Family: Fabaceae, Pea view all from this family

Description This glandular, thornless shrub is distinguished by its leaves with 11-27 leaflets, its dense spikes of small, deep purple flowers, and its curved, glandular pods about 1/3 inch long.
Habit: native and introduced, perennial shrub; deciduous; airy, spreading, leggy; erect, much-branched stems; may form dense colonies.
Height: 3-17 ft (0.9-5.1 m).
Leaf: alternate, dull green, pinnately compound, 4-12 in (10-30 cm) long; 9-27 leaflets, oblong to elliptic, spine-tipped, to 2 in (5 cm) long and 1 in (2.5 cm) wide.
Flower: purple to dark blue, with one petal, 0.25 in (6 mm) long, and 10 protruding yellow stamens; held in crowded terminal spike, 3-8 in (7.5-20 cm) long.
Fruit: small pod, curved, 0.3 in (8 mm) long.

Flower April to July.

Flower May (in south); June - July (in north)

Habitat Moist: wet meadows, stream banks, shore lines, ditches, floodplains, wet woods; also cultivated as an ornamental.

Range Native to the southeast and plains states, naturalized to the north and west; now found from Manitoba to Quebec, and throughout the lower 48 states, except for Nevada and Montana.

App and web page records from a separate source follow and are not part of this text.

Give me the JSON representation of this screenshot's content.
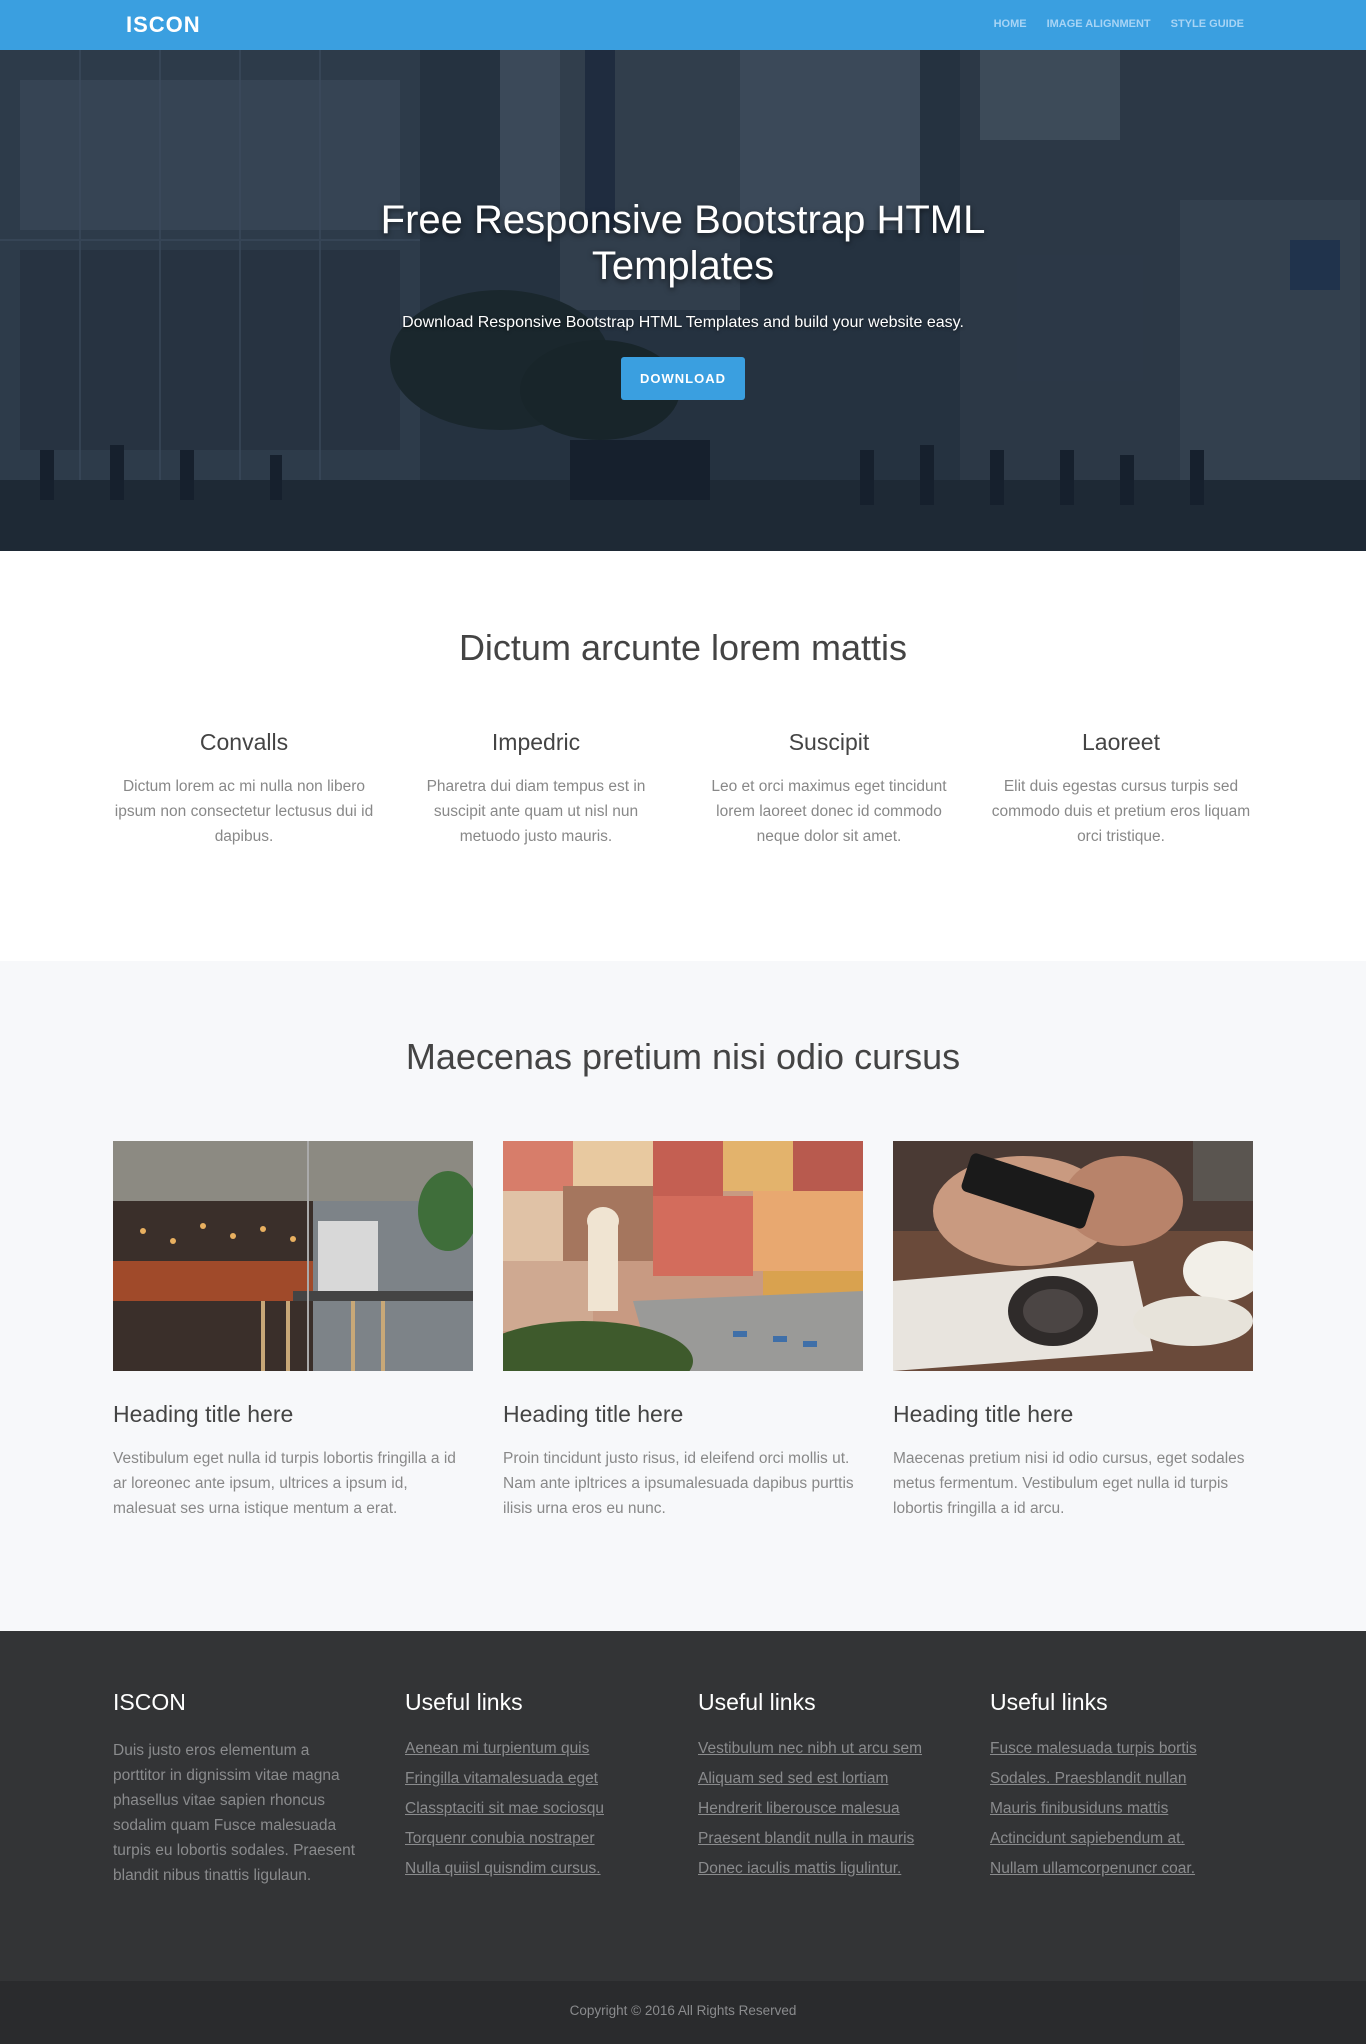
{
  "nav": {
    "brand": "ISCON",
    "links": [
      "HOME",
      "IMAGE ALIGNMENT",
      "STYLE GUIDE"
    ]
  },
  "hero": {
    "title": "Free Responsive Bootstrap HTML Templates",
    "subtitle": "Download Responsive Bootstrap HTML Templates and build your website easy.",
    "button": "DOWNLOAD"
  },
  "features": {
    "title": "Dictum arcunte lorem mattis",
    "items": [
      {
        "heading": "Convalls",
        "text": "Dictum lorem ac mi nulla non libero ipsum non consectetur lectusus dui id dapibus."
      },
      {
        "heading": "Impedric",
        "text": "Pharetra dui diam tempus est in suscipit ante quam ut nisl nun metuodo justo mauris."
      },
      {
        "heading": "Suscipit",
        "text": "Leo et orci maximus eget tincidunt lorem laoreet donec id commodo neque dolor sit amet."
      },
      {
        "heading": "Laoreet",
        "text": "Elit duis egestas cursus turpis sed commodo duis et pretium eros liquam orci tristique."
      }
    ]
  },
  "cards": {
    "title": "Maecenas pretium nisi odio cursus",
    "items": [
      {
        "heading": "Heading title here",
        "text": "Vestibulum eget nulla id turpis lobortis fringilla a id ar loreonec ante ipsum, ultrices a ipsum id, malesuat ses urna istique mentum a erat."
      },
      {
        "heading": "Heading title here",
        "text": "Proin tincidunt justo risus, id eleifend orci mollis ut. Nam ante ipltrices a ipsumalesuada dapibus purttis ilisis urna eros eu nunc."
      },
      {
        "heading": "Heading title here",
        "text": "Maecenas pretium nisi id odio cursus, eget sodales metus fermentum. Vestibulum eget nulla id turpis lobortis fringilla a id arcu."
      }
    ]
  },
  "footer": {
    "about": {
      "heading": "ISCON",
      "text": "Duis justo eros elementum a porttitor in dignissim vitae magna phasellus vitae sapien rhoncus sodalim quam Fusce malesuada turpis eu lobortis sodales. Praesent blandit nibus tinattis ligulaun."
    },
    "columns": [
      {
        "heading": "Useful links",
        "links": [
          "Aenean mi turpientum quis",
          "Fringilla vitamalesuada eget",
          "Classptaciti sit mae sociosqu",
          "Torquenr conubia nostraper",
          "Nulla quiisl quisndim cursus."
        ]
      },
      {
        "heading": "Useful links",
        "links": [
          "Vestibulum nec nibh ut arcu sem",
          "Aliquam sed sed est lortiam",
          "Hendrerit liberousce malesua",
          "Praesent blandit nulla in mauris",
          "Donec iaculis mattis ligulintur."
        ]
      },
      {
        "heading": "Useful links",
        "links": [
          "Fusce malesuada turpis bortis",
          "Sodales. Praesblandit nullan",
          "Mauris finibusiduns mattis",
          "Actincidunt sapiebendum at.",
          "Nullam ullamcorpenuncr coar."
        ]
      }
    ],
    "copyright": "Copyright © 2016 All Rights Reserved"
  },
  "colors": {
    "primary": "#3a9fe0",
    "footer_bg": "#333436",
    "copyright_bg": "#2a2b2d",
    "section_alt_bg": "#f7f8fa"
  }
}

Discussion Also called desert false indigo, false indigo, bastard indigobush, indigobush. Considered weedy or invasive in many locations; listed as invasive or noxious in Connecticut and Washington.

Comments Pruning of lower branches results in a nicely-shaped, small tree. Nutrient-poor soil restricts legginess and enhances floral display. This very flood tolerant species is effective for erosion control along waterways. It spreads easily and can become weedy. Like other members of the pea family, this plant requires the presense of microorganisms which inhabit nodules on the plant's root system and produce nitrogen compounds necessary for the plant's survival. Soil/seed inoculum is available at most native plant nurseries.

Exposure Preference Sun to shade.

Native Distribution New Jersey to s.e. Wisconsin, Minnesota, Saskatchewan & Wyoming, s. to Florida, Texas & n. Mexico,S. California to New Mexico & adjacent Mexico

Site Preference Stream & pond edges; open woods; roadsides, canyons

Soil Preference Moist soils to dry sands. pH adaptable.